1. Start by training your dog to sit, stay, and come when called. These behaviors will help him learn not to pull on the leash. When he’s mastered these basics, you can start teaching him not to pull by giving him a treat when he doesn’t pull. If he pulls hard, give him a mild correction (a sharp “no” or “stop”) and then offer a treat. Repeat this process until your dog learns not to pull on the leash.

2. Once your dog has learned not topull on the leash, you may need to reinforce this behavior with positive reinforcement every time he obeys. This means giving him treats or toys when he follows your commands and doesn’t pull on the leash. Be sure to praise him enthusiastically when he behaves well and ignore him if he tries to tug on the leash while you’re training. This will help him learn that pulling is not something that makes him happy!

Preventing Dog Pulling in the First Place

If your dog routinely pulls on the leash, it’s important to begin prevention measures as soon as possible. There are a few things you can do to help keep your dog from pulling:

• Make sure your leash is the correct length for your dog. Most dogs should have a collar and leash that are about twice their height at the shoulder, measured from the floor to the dog’s neck. If your dog consistently pulls, consider getting a shorter leash to help prevent excessive pulling.

• Use aversive training techniques when necessary. If you’re using a leash and collar, use a strong “NO” command when your dog starts to pull. If you’re using a physical punishment such as a pinch or hit, use it only as a last resort and only after trying several other deterrents such as verbal commands and gentle petting.

• Avoid distractions while walking your dog. If there’s something in sight that your dog wants (such as another person or animal), he’ll be more likely to try to get it by pulling on the leash. Keep your walks short and focus on walking instead of exploring.

Conclusion

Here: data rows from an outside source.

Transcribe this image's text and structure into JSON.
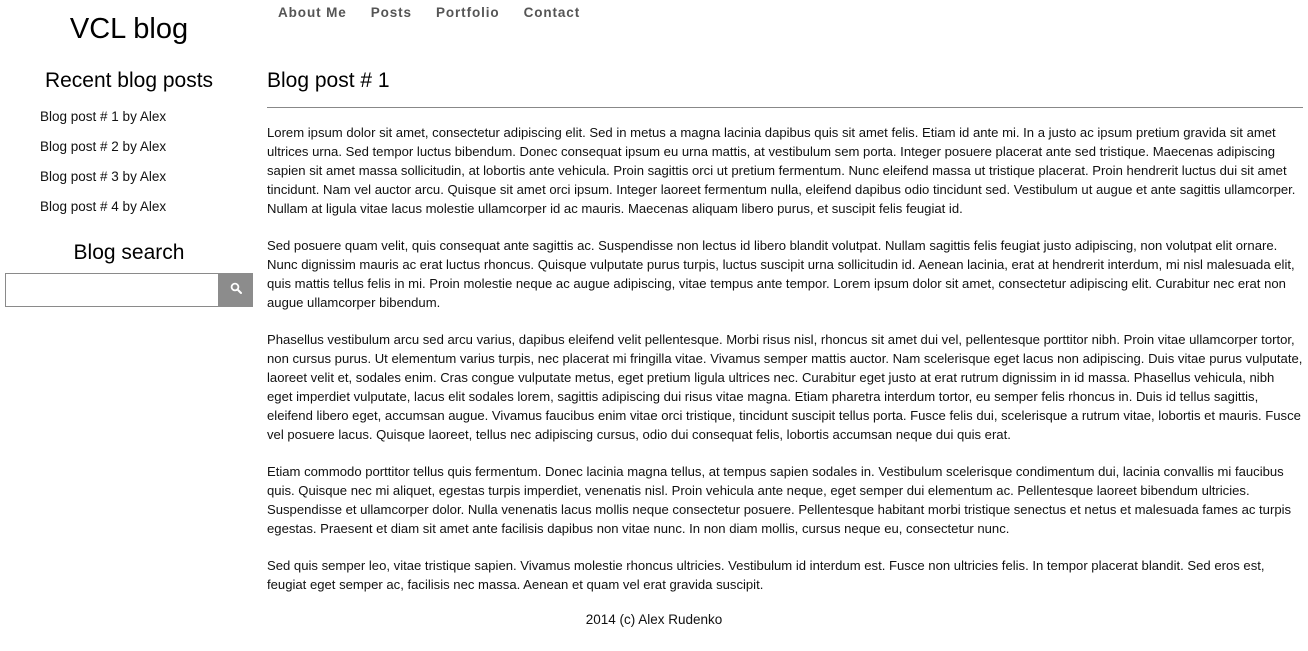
{
  "sidebar": {
    "site_title": "VCL blog",
    "recent_title": "Recent blog posts",
    "recent_posts": [
      "Blog post # 1 by Alex",
      "Blog post # 2 by Alex",
      "Blog post # 3 by Alex",
      "Blog post # 4 by Alex"
    ],
    "search_title": "Blog search",
    "search": {
      "value": "",
      "placeholder": "",
      "button_icon": "search-icon"
    }
  },
  "nav": {
    "items": [
      "About Me",
      "Posts",
      "Portfolio",
      "Contact"
    ]
  },
  "post": {
    "title": "Blog post # 1",
    "paragraphs": [
      "Lorem ipsum dolor sit amet, consectetur adipiscing elit. Sed in metus a magna lacinia dapibus quis sit amet felis. Etiam id ante mi. In a justo ac ipsum pretium gravida sit amet ultrices urna. Sed tempor luctus bibendum. Donec consequat ipsum eu urna mattis, at vestibulum sem porta. Integer posuere placerat ante sed tristique. Maecenas adipiscing sapien sit amet massa sollicitudin, at lobortis ante vehicula. Proin sagittis orci ut pretium fermentum. Nunc eleifend massa ut tristique placerat. Proin hendrerit luctus dui sit amet tincidunt. Nam vel auctor arcu. Quisque sit amet orci ipsum. Integer laoreet fermentum nulla, eleifend dapibus odio tincidunt sed. Vestibulum ut augue et ante sagittis ullamcorper. Nullam at ligula vitae lacus molestie ullamcorper id ac mauris. Maecenas aliquam libero purus, et suscipit felis feugiat id.",
      "Sed posuere quam velit, quis consequat ante sagittis ac. Suspendisse non lectus id libero blandit volutpat. Nullam sagittis felis feugiat justo adipiscing, non volutpat elit ornare. Nunc dignissim mauris ac erat luctus rhoncus. Quisque vulputate purus turpis, luctus suscipit urna sollicitudin id. Aenean lacinia, erat at hendrerit interdum, mi nisl malesuada elit, quis mattis tellus felis in mi. Proin molestie neque ac augue adipiscing, vitae tempus ante tempor. Lorem ipsum dolor sit amet, consectetur adipiscing elit. Curabitur nec erat non augue ullamcorper bibendum.",
      "Phasellus vestibulum arcu sed arcu varius, dapibus eleifend velit pellentesque. Morbi risus nisl, rhoncus sit amet dui vel, pellentesque porttitor nibh. Proin vitae ullamcorper tortor, non cursus purus. Ut elementum varius turpis, nec placerat mi fringilla vitae. Vivamus semper mattis auctor. Nam scelerisque eget lacus non adipiscing. Duis vitae purus vulputate, laoreet velit et, sodales enim. Cras congue vulputate metus, eget pretium ligula ultrices nec. Curabitur eget justo at erat rutrum dignissim in id massa. Phasellus vehicula, nibh eget imperdiet vulputate, lacus elit sodales lorem, sagittis adipiscing dui risus vitae magna. Etiam pharetra interdum tortor, eu semper felis rhoncus in. Duis id tellus sagittis, eleifend libero eget, accumsan augue. Vivamus faucibus enim vitae orci tristique, tincidunt suscipit tellus porta. Fusce felis dui, scelerisque a rutrum vitae, lobortis et mauris. Fusce vel posuere lacus. Quisque laoreet, tellus nec adipiscing cursus, odio dui consequat felis, lobortis accumsan neque dui quis erat.",
      "Etiam commodo porttitor tellus quis fermentum. Donec lacinia magna tellus, at tempus sapien sodales in. Vestibulum scelerisque condimentum dui, lacinia convallis mi faucibus quis. Quisque nec mi aliquet, egestas turpis imperdiet, venenatis nisl. Proin vehicula ante neque, eget semper dui elementum ac. Pellentesque laoreet bibendum ultricies. Suspendisse et ullamcorper dolor. Nulla venenatis lacus mollis neque consectetur posuere. Pellentesque habitant morbi tristique senectus et netus et malesuada fames ac turpis egestas. Praesent et diam sit amet ante facilisis dapibus non vitae nunc. In non diam mollis, cursus neque eu, consectetur nunc.",
      "Sed quis semper leo, vitae tristique sapien. Vivamus molestie rhoncus ultricies. Vestibulum id interdum est. Fusce non ultricies felis. In tempor placerat blandit. Sed eros est, feugiat eget semper ac, facilisis nec massa. Aenean et quam vel erat gravida suscipit."
    ]
  },
  "footer": {
    "text": "2014 (c) Alex Rudenko"
  }
}
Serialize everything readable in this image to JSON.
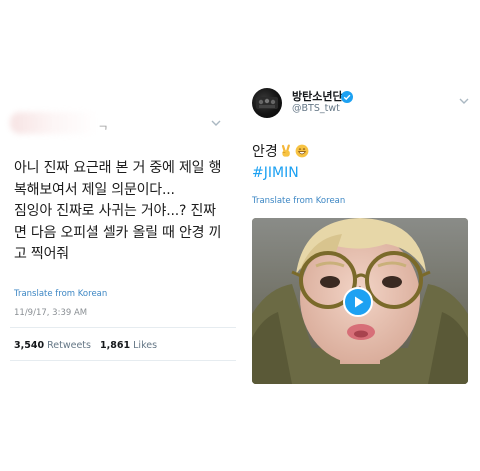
{
  "left_tweet": {
    "text": "아니 진짜 요근래 본 거 중에 제일 행\n복해보여서 제일 의문이다...\n짐잉아 진짜로 사귀는 거야...? 진짜\n면 다음 오피셜 셀카 올릴 때 안경 끼\n고 찍어줘",
    "translate_label": "Translate from Korean",
    "timestamp": "11/9/17, 3:39 AM",
    "retweets_count": "3,540",
    "retweets_label": "Retweets",
    "likes_count": "1,861",
    "likes_label": "Likes"
  },
  "right_tweet": {
    "account_name": "방탄소년단",
    "handle": "@BTS_twt",
    "text": "안경",
    "emojis": [
      "victory-hand",
      "grinning-face"
    ],
    "hashtag": "#JIMIN",
    "translate_label": "Translate from Korean",
    "media": "video"
  },
  "colors": {
    "link": "#3d87c4",
    "hashtag": "#1da1f2",
    "muted": "#657786",
    "verified": "#1da1f2"
  }
}
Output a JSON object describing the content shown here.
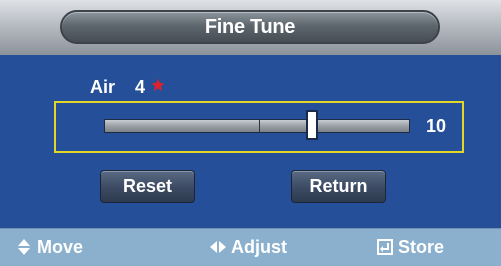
{
  "window": {
    "title": "Fine Tune"
  },
  "setting": {
    "label": "Air",
    "value": "4",
    "marker_icon": "star-icon",
    "marker_color": "#e0212b"
  },
  "slider": {
    "readout": "10",
    "level_fraction": 0.68,
    "frame_color": "#e2d726"
  },
  "buttons": {
    "reset_label": "Reset",
    "return_label": "Return"
  },
  "footer": {
    "move_label": "Move",
    "move_icon": "up-down-arrows-icon",
    "adjust_label": "Adjust",
    "adjust_icon": "left-right-arrows-icon",
    "store_label": "Store",
    "store_icon": "enter-icon"
  },
  "colors": {
    "panel_background": "#254f98",
    "footer_background": "#8ab0cd",
    "text": "#ffffff"
  }
}
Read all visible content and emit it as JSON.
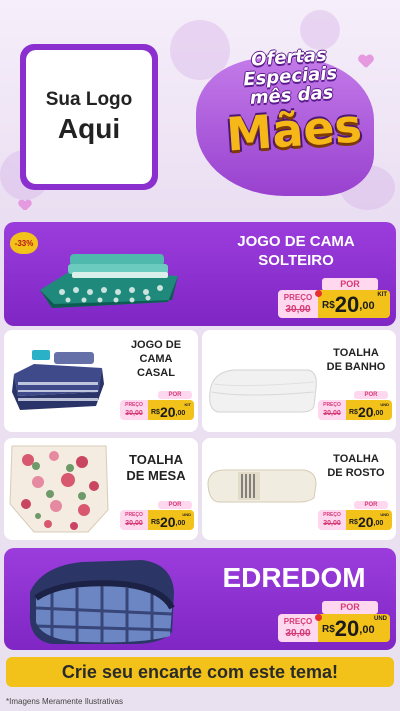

If you have a dog that pulls on leash, it can be really frustrating. You may try training your dog using commands and positive reinforcement, but this doesn’t always work. In some cases, the dog may just be stubborn. If this is the case, you might need to take steps to fix the problem behavior. One option is to put your dog in a crate when he or she starts pulling on the leash. This will help train the dog not to pull on the leash and give you some peace of mind knowing that your beloved pet is safe while you’re away.